    Anna Karenina is one of the most famous tales of infidelity, but too bad the film couldn't illicit the passion our heroine, Anna, and her lover supposedly felt. Most of the performances were as icy as the environs of Russia. Keira Knightly and cast (Jude Law being the only exception) stifled what could have been an emotionally rich and outlandish film, and Joe Wright
  10. Jan 23, 2013
    4
    Walking out of this film, I wrote a single line at the end of my notes for my review:
  11. Mar 12, 2013
    4
    It doesn't have the same feel as many of the other Joe Wright films, which is really disappointing. It follows the messy path of an imperfect adaptation focusing more on visuals than a smooth moving plot. Compared to must or all of Wright's films, Anna Karenina is a mess.
Metascore
63

Generally favorable reviews - based on 41 Critics

Critic score distribution:
  1. Positive: 28 out of 41
  2. Negative: 1 out of 41
  1. Reviewed by: Mike Scott
    Nov 30, 2012
    60
    That storytelling, however, is uneven, ranging from something approaching tedium to moments that are downright wonderful (such as the sweetest of scenes, involving two young lovers -- played by and Alicia Vikander and Domhnall Gleeson -- and a stack of children's blocks).
  2. Reviewed by: Lawrence Toppman
    Nov 29, 2012
    50
    The arc of the 800-page novel, crammed into 130 minutes, becomes a line as flat as the heart monitor of a dead patient. A story that ought to possess the mad grandeur of an opera acquires the tedious regularity of soap opera.
  3. Reviewed by: Connie Ogle
    Nov 29, 2012
    75

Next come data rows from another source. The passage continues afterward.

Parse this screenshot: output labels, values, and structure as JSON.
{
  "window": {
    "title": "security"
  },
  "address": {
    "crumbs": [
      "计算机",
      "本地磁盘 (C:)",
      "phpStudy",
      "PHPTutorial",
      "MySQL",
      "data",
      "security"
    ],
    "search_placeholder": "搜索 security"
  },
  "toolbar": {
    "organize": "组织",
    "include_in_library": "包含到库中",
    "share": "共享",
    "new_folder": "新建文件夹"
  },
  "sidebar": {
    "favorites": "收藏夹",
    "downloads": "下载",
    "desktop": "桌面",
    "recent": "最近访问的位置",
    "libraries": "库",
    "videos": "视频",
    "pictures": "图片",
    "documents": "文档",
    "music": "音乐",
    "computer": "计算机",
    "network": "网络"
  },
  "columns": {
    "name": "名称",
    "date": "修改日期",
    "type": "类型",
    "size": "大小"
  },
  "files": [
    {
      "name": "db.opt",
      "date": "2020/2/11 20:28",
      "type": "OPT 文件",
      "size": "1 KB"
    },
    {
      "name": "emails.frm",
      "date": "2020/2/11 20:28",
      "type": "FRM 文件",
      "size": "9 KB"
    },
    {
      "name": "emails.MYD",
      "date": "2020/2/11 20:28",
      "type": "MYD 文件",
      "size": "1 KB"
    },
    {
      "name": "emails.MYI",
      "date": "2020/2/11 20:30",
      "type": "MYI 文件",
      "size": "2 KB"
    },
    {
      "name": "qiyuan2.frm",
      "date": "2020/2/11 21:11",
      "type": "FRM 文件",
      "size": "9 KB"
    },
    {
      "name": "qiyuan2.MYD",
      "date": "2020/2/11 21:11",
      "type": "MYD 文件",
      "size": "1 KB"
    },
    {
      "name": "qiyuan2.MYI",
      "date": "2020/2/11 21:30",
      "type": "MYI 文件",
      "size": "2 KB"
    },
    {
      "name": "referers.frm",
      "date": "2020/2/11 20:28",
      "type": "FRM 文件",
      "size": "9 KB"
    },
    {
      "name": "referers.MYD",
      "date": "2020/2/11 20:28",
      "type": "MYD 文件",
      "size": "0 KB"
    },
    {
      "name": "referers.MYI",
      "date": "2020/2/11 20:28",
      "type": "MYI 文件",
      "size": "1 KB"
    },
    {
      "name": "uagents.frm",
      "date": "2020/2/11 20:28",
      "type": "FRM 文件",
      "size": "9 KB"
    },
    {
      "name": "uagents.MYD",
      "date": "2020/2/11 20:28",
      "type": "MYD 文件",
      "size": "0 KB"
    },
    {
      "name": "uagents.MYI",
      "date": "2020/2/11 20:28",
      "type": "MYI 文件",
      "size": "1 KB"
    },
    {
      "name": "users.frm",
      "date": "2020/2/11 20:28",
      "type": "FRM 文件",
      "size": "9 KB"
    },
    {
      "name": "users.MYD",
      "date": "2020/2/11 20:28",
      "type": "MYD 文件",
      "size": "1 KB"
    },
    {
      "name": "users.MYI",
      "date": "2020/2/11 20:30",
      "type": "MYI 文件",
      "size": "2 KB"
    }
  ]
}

    Wright's film is visually stimulating to be sure, but he never loses sight of the raw human emotions that make Anna Karenina a classic.